I have a DR-1, bought second hand, which I was very pleased with. However, after a few months of use something went wrong with the tape transport. I had this fault repaired at a cost of about what I paid for the deck. Recently a further problem developed in the same area. Rather than spend more money on repair I replaced the DR-1 with a CR-4, which I find gives a better performance than the DR-1. Naturally I don’t know if all CR-4s are better than all DR-1s but in this case I notice in the CR-4 a definite improvement in spaciousness and a deeper, more defined bass performance. It records well too, and the manual tape calibration control is effective. Bill Wang’s comment that you don’t need the most expensive tapes I would agree with entirely. I got excellent results with basic type I tape with the DR-1 and I can say the same about the CR-4. If you make your recordings carefully you’ll be completely satisfied.
I have quite a lot of audio cassettes on which I copied records years ago.

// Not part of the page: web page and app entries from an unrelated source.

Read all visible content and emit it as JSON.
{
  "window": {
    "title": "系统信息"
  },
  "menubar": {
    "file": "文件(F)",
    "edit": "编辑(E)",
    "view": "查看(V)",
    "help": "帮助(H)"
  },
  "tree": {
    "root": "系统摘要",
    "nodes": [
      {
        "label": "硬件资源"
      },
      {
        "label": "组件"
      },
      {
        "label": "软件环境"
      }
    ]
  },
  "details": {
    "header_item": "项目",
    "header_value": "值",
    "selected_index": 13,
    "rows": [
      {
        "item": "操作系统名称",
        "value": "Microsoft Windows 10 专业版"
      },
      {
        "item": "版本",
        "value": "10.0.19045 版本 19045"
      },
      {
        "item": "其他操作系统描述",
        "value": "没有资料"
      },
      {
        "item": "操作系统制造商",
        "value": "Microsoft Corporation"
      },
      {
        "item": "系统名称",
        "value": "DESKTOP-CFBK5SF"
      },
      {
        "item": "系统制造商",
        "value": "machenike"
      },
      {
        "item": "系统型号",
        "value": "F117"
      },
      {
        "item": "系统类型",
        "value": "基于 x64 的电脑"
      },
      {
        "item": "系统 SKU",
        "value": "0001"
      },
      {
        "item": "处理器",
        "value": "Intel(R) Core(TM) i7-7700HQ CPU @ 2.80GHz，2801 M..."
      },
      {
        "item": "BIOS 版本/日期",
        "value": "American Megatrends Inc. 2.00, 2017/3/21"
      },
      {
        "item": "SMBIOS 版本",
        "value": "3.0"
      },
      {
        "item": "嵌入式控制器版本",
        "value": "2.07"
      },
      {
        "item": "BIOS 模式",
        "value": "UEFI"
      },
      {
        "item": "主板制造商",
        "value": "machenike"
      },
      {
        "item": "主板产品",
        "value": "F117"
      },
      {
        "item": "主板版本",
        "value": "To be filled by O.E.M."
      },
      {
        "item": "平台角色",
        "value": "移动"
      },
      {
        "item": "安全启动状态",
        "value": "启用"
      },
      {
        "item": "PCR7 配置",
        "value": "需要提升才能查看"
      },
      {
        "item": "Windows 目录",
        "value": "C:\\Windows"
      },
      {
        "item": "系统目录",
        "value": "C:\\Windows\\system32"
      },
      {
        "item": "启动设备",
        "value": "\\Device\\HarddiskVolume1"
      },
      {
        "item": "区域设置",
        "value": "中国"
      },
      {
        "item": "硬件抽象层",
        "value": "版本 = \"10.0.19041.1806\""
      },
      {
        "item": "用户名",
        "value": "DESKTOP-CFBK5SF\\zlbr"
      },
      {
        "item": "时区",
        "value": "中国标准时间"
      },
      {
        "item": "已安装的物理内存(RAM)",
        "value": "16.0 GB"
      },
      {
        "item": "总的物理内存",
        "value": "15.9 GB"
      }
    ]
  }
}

No longer having the records, a good cassette deck is important to me and I find the Nakamichis do the trick (earlier I had a DR-3 — again extremely good but not in the same league as the Nakamichi three-head jobs, of course). It is disappointing about my DR-1: they have excellent user reviews, and I guess I might have just ended up with a bad one (or maybe it was heavily used by the previous owner). I don't feel able to give top marks for this particular DR-1.
All this is necessary because digital sound turns my blood to ice.
Reviewed Jun 23rd, 2015 by Bill Wang
If you ever need a cassette tape recorder again, get this one.
You don't need to buy the most expensive tapes to enjoy the best results; any type II (CrO2) will get you to smile.
One note: if you have a big hand like mine, you may wish they put in a bigger Power button. It is a little too small, just my personal opinion, for a power button of any recorders.
Reviewed Apr 02nd, 2015 by hgturner
Supurb Deck on every level.
Reviewed Oct 08th, 2012 by majorfubar
Not as good as 'classic' Nakamichi range toppers, e.g.: for starters it has belt-driven capstans in place of DD motors, and there is no auto bias and level calibration, nor even any built-in oscillator to assist with setting the bias fine tune. However you've got to put it in perspective. When I say the DR-1 is not as good as classic range-topping Naks, it's like a sports-car reviewer saying the Aston Martin DB9 is not as good as the DBS: the DR-1 will still probably wipe the floor with anything which isn't a Nak.